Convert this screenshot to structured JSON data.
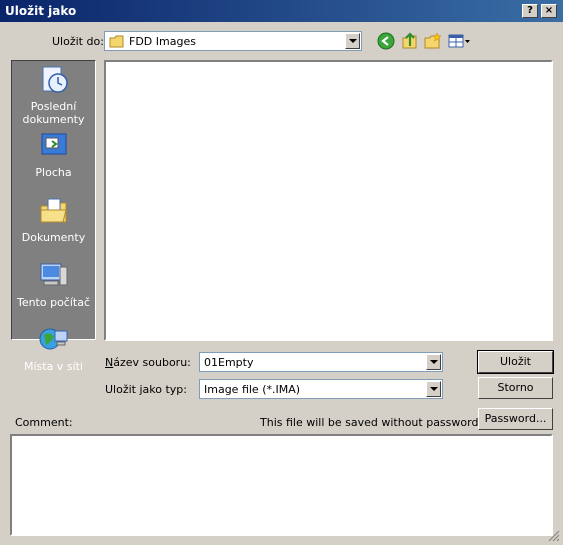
{
  "window": {
    "title": "Uložit jako",
    "help_button": "?",
    "close_button": "×"
  },
  "save_in": {
    "label": "Uložit do:",
    "value": "FDD Images"
  },
  "places": [
    {
      "line1": "Poslední",
      "line2": "dokumenty",
      "icon": "recent-documents-icon"
    },
    {
      "line1": "Plocha",
      "line2": "",
      "icon": "desktop-icon"
    },
    {
      "line1": "Dokumenty",
      "line2": "",
      "icon": "documents-folder-icon"
    },
    {
      "line1": "Tento počítač",
      "line2": "",
      "icon": "my-computer-icon"
    },
    {
      "line1": "Místa v síti",
      "line2": "",
      "icon": "network-places-icon"
    }
  ],
  "file_name": {
    "label": "Název souboru:",
    "value": "01Empty"
  },
  "file_type": {
    "label": "Uložit jako typ:",
    "value": "Image file (*.IMA)"
  },
  "buttons": {
    "save": "Uložit",
    "cancel": "Storno",
    "password": "Password..."
  },
  "comment": {
    "label": "Comment:",
    "value": ""
  },
  "password_status": "This file will be saved without password"
}
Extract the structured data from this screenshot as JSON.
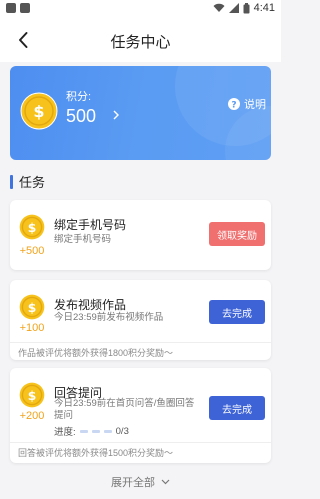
{
  "status_bar": {
    "time": "4:41"
  },
  "header": {
    "title": "任务中心"
  },
  "points_card": {
    "label": "积分:",
    "value": "500",
    "help_label": "说明"
  },
  "section": {
    "title": "任务"
  },
  "tasks": [
    {
      "title": "绑定手机号码",
      "desc": "绑定手机号码",
      "reward": "+500",
      "button": "领取奖励"
    },
    {
      "title": "发布视频作品",
      "desc": "今日23:59前发布视频作品",
      "reward": "+100",
      "button": "去完成",
      "footer": "作品被评优将额外获得1800积分奖励～"
    },
    {
      "title": "回答提问",
      "desc": "今日23:59前在首页问答/鱼圈回答提问",
      "reward": "+200",
      "button": "去完成",
      "progress_label": "进度:",
      "progress_value": "0/3",
      "footer": "回答被评优将额外获得1500积分奖励～"
    }
  ],
  "expand_label": "展开全部",
  "colors": {
    "accent_blue": "#3d63d6",
    "claim_red": "#f07070",
    "coin_gold": "#f6c21b",
    "reward_orange": "#f2a31a"
  }
}
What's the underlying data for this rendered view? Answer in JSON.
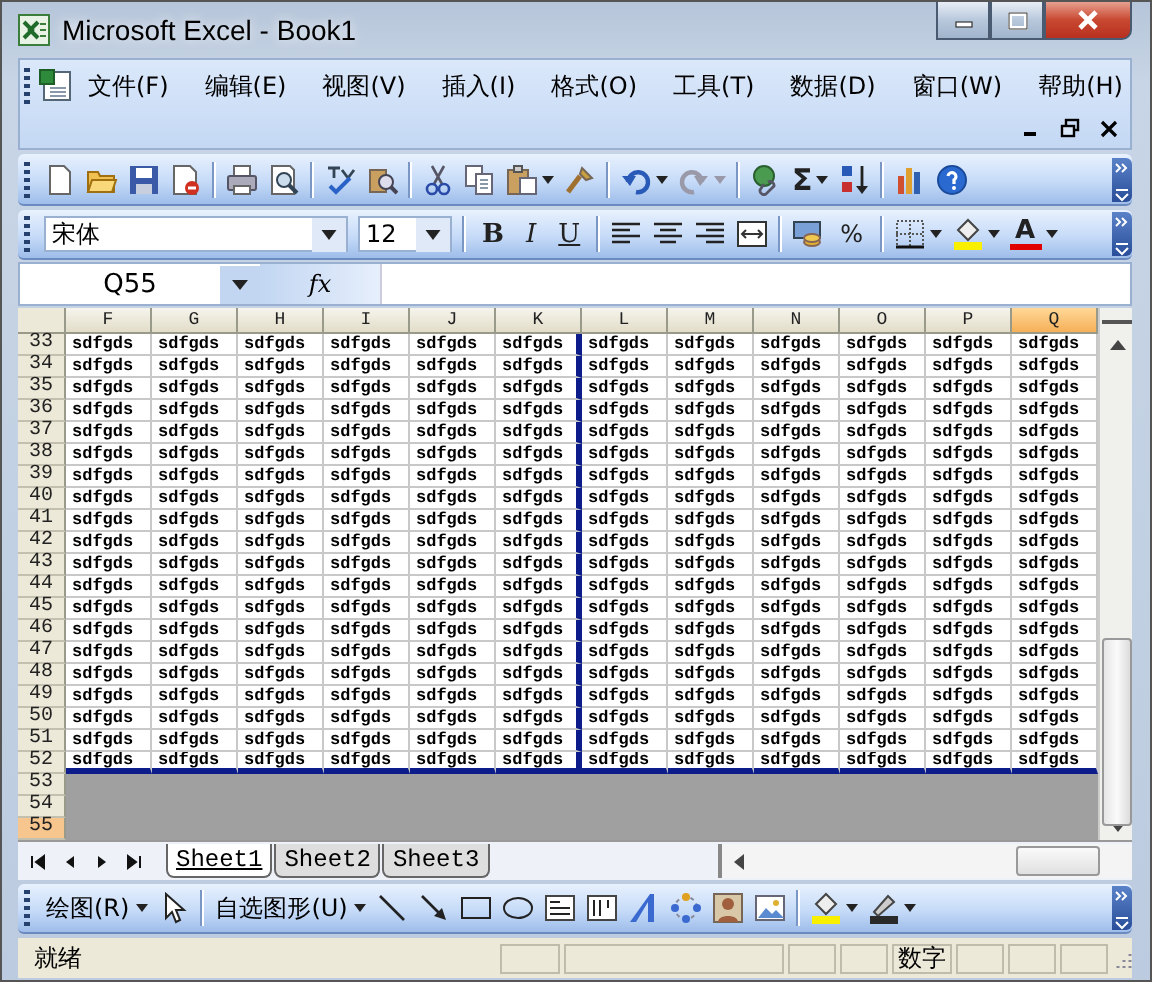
{
  "window": {
    "title": "Microsoft Excel - Book1"
  },
  "menu": [
    "文件(F)",
    "编辑(E)",
    "视图(V)",
    "插入(I)",
    "格式(O)",
    "工具(T)",
    "数据(D)",
    "窗口(W)",
    "帮助(H)"
  ],
  "standard_toolbar": {
    "autosum": "Σ"
  },
  "formatting_toolbar": {
    "font": "宋体",
    "size": "12",
    "bold": "B",
    "italic": "I",
    "underline": "U",
    "percent": "%",
    "font_color": "A"
  },
  "formula_bar": {
    "name_box": "Q55",
    "fx": "fx"
  },
  "columns": [
    {
      "label": "F",
      "selected": false,
      "page_break_after": false
    },
    {
      "label": "G",
      "selected": false,
      "page_break_after": false
    },
    {
      "label": "H",
      "selected": false,
      "page_break_after": false
    },
    {
      "label": "I",
      "selected": false,
      "page_break_after": false
    },
    {
      "label": "J",
      "selected": false,
      "page_break_after": false
    },
    {
      "label": "K",
      "selected": false,
      "page_break_after": true
    },
    {
      "label": "L",
      "selected": false,
      "page_break_after": false
    },
    {
      "label": "M",
      "selected": false,
      "page_break_after": false
    },
    {
      "label": "N",
      "selected": false,
      "page_break_after": false
    },
    {
      "label": "O",
      "selected": false,
      "page_break_after": false
    },
    {
      "label": "P",
      "selected": false,
      "page_break_after": false
    },
    {
      "label": "Q",
      "selected": true,
      "page_break_after": false
    }
  ],
  "rows": [
    {
      "header": "33",
      "selected": false,
      "cells": [
        "sdfgds",
        "sdfgds",
        "sdfgds",
        "sdfgds",
        "sdfgds",
        "sdfgds",
        "sdfgds",
        "sdfgds",
        "sdfgds",
        "sdfgds",
        "sdfgds",
        "sdfgds"
      ]
    },
    {
      "header": "34",
      "selected": false,
      "cells": [
        "sdfgds",
        "sdfgds",
        "sdfgds",
        "sdfgds",
        "sdfgds",
        "sdfgds",
        "sdfgds",
        "sdfgds",
        "sdfgds",
        "sdfgds",
        "sdfgds",
        "sdfgds"
      ]
    },
    {
      "header": "35",
      "selected": false,
      "cells": [
        "sdfgds",
        "sdfgds",
        "sdfgds",
        "sdfgds",
        "sdfgds",
        "sdfgds",
        "sdfgds",
        "sdfgds",
        "sdfgds",
        "sdfgds",
        "sdfgds",
        "sdfgds"
      ]
    },
    {
      "header": "36",
      "selected": false,
      "cells": [
        "sdfgds",
        "sdfgds",
        "sdfgds",
        "sdfgds",
        "sdfgds",
        "sdfgds",
        "sdfgds",
        "sdfgds",
        "sdfgds",
        "sdfgds",
        "sdfgds",
        "sdfgds"
      ]
    },
    {
      "header": "37",
      "selected": false,
      "cells": [
        "sdfgds",
        "sdfgds",
        "sdfgds",
        "sdfgds",
        "sdfgds",
        "sdfgds",
        "sdfgds",
        "sdfgds",
        "sdfgds",
        "sdfgds",
        "sdfgds",
        "sdfgds"
      ]
    },
    {
      "header": "38",
      "selected": false,
      "cells": [
        "sdfgds",
        "sdfgds",
        "sdfgds",
        "sdfgds",
        "sdfgds",
        "sdfgds",
        "sdfgds",
        "sdfgds",
        "sdfgds",
        "sdfgds",
        "sdfgds",
        "sdfgds"
      ]
    },
    {
      "header": "39",
      "selected": false,
      "cells": [
        "sdfgds",
        "sdfgds",
        "sdfgds",
        "sdfgds",
        "sdfgds",
        "sdfgds",
        "sdfgds",
        "sdfgds",
        "sdfgds",
        "sdfgds",
        "sdfgds",
        "sdfgds"
      ]
    },
    {
      "header": "40",
      "selected": false,
      "cells": [
        "sdfgds",
        "sdfgds",
        "sdfgds",
        "sdfgds",
        "sdfgds",
        "sdfgds",
        "sdfgds",
        "sdfgds",
        "sdfgds",
        "sdfgds",
        "sdfgds",
        "sdfgds"
      ]
    },
    {
      "header": "41",
      "selected": false,
      "cells": [
        "sdfgds",
        "sdfgds",
        "sdfgds",
        "sdfgds",
        "sdfgds",
        "sdfgds",
        "sdfgds",
        "sdfgds",
        "sdfgds",
        "sdfgds",
        "sdfgds",
        "sdfgds"
      ]
    },
    {
      "header": "42",
      "selected": false,
      "cells": [
        "sdfgds",
        "sdfgds",
        "sdfgds",
        "sdfgds",
        "sdfgds",
        "sdfgds",
        "sdfgds",
        "sdfgds",
        "sdfgds",
        "sdfgds",
        "sdfgds",
        "sdfgds"
      ]
    },
    {
      "header": "43",
      "selected": false,
      "cells": [
        "sdfgds",
        "sdfgds",
        "sdfgds",
        "sdfgds",
        "sdfgds",
        "sdfgds",
        "sdfgds",
        "sdfgds",
        "sdfgds",
        "sdfgds",
        "sdfgds",
        "sdfgds"
      ]
    },
    {
      "header": "44",
      "selected": false,
      "cells": [
        "sdfgds",
        "sdfgds",
        "sdfgds",
        "sdfgds",
        "sdfgds",
        "sdfgds",
        "sdfgds",
        "sdfgds",
        "sdfgds",
        "sdfgds",
        "sdfgds",
        "sdfgds"
      ]
    },
    {
      "header": "45",
      "selected": false,
      "cells": [
        "sdfgds",
        "sdfgds",
        "sdfgds",
        "sdfgds",
        "sdfgds",
        "sdfgds",
        "sdfgds",
        "sdfgds",
        "sdfgds",
        "sdfgds",
        "sdfgds",
        "sdfgds"
      ]
    },
    {
      "header": "46",
      "selected": false,
      "cells": [
        "sdfgds",
        "sdfgds",
        "sdfgds",
        "sdfgds",
        "sdfgds",
        "sdfgds",
        "sdfgds",
        "sdfgds",
        "sdfgds",
        "sdfgds",
        "sdfgds",
        "sdfgds"
      ]
    },
    {
      "header": "47",
      "selected": false,
      "cells": [
        "sdfgds",
        "sdfgds",
        "sdfgds",
        "sdfgds",
        "sdfgds",
        "sdfgds",
        "sdfgds",
        "sdfgds",
        "sdfgds",
        "sdfgds",
        "sdfgds",
        "sdfgds"
      ]
    },
    {
      "header": "48",
      "selected": false,
      "cells": [
        "sdfgds",
        "sdfgds",
        "sdfgds",
        "sdfgds",
        "sdfgds",
        "sdfgds",
        "sdfgds",
        "sdfgds",
        "sdfgds",
        "sdfgds",
        "sdfgds",
        "sdfgds"
      ]
    },
    {
      "header": "49",
      "selected": false,
      "cells": [
        "sdfgds",
        "sdfgds",
        "sdfgds",
        "sdfgds",
        "sdfgds",
        "sdfgds",
        "sdfgds",
        "sdfgds",
        "sdfgds",
        "sdfgds",
        "sdfgds",
        "sdfgds"
      ]
    },
    {
      "header": "50",
      "selected": false,
      "cells": [
        "sdfgds",
        "sdfgds",
        "sdfgds",
        "sdfgds",
        "sdfgds",
        "sdfgds",
        "sdfgds",
        "sdfgds",
        "sdfgds",
        "sdfgds",
        "sdfgds",
        "sdfgds"
      ]
    },
    {
      "header": "51",
      "selected": false,
      "cells": [
        "sdfgds",
        "sdfgds",
        "sdfgds",
        "sdfgds",
        "sdfgds",
        "sdfgds",
        "sdfgds",
        "sdfgds",
        "sdfgds",
        "sdfgds",
        "sdfgds",
        "sdfgds"
      ]
    },
    {
      "header": "52",
      "selected": false,
      "cells": [
        "sdfgds",
        "sdfgds",
        "sdfgds",
        "sdfgds",
        "sdfgds",
        "sdfgds",
        "sdfgds",
        "sdfgds",
        "sdfgds",
        "sdfgds",
        "sdfgds",
        "sdfgds"
      ]
    },
    {
      "header": "53",
      "selected": false
    },
    {
      "header": "54",
      "selected": false
    },
    {
      "header": "55",
      "selected": true
    }
  ],
  "sheet_tabs": [
    {
      "label": "Sheet1",
      "selected": true
    },
    {
      "label": "Sheet2",
      "selected": false
    },
    {
      "label": "Sheet3",
      "selected": false
    }
  ],
  "drawing_toolbar": {
    "draw_menu": "绘图(R)",
    "autoshapes_menu": "自选图形(U)"
  },
  "status_bar": {
    "status": "就绪",
    "num_mode": "数字"
  }
}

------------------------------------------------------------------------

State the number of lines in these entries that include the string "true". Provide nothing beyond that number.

4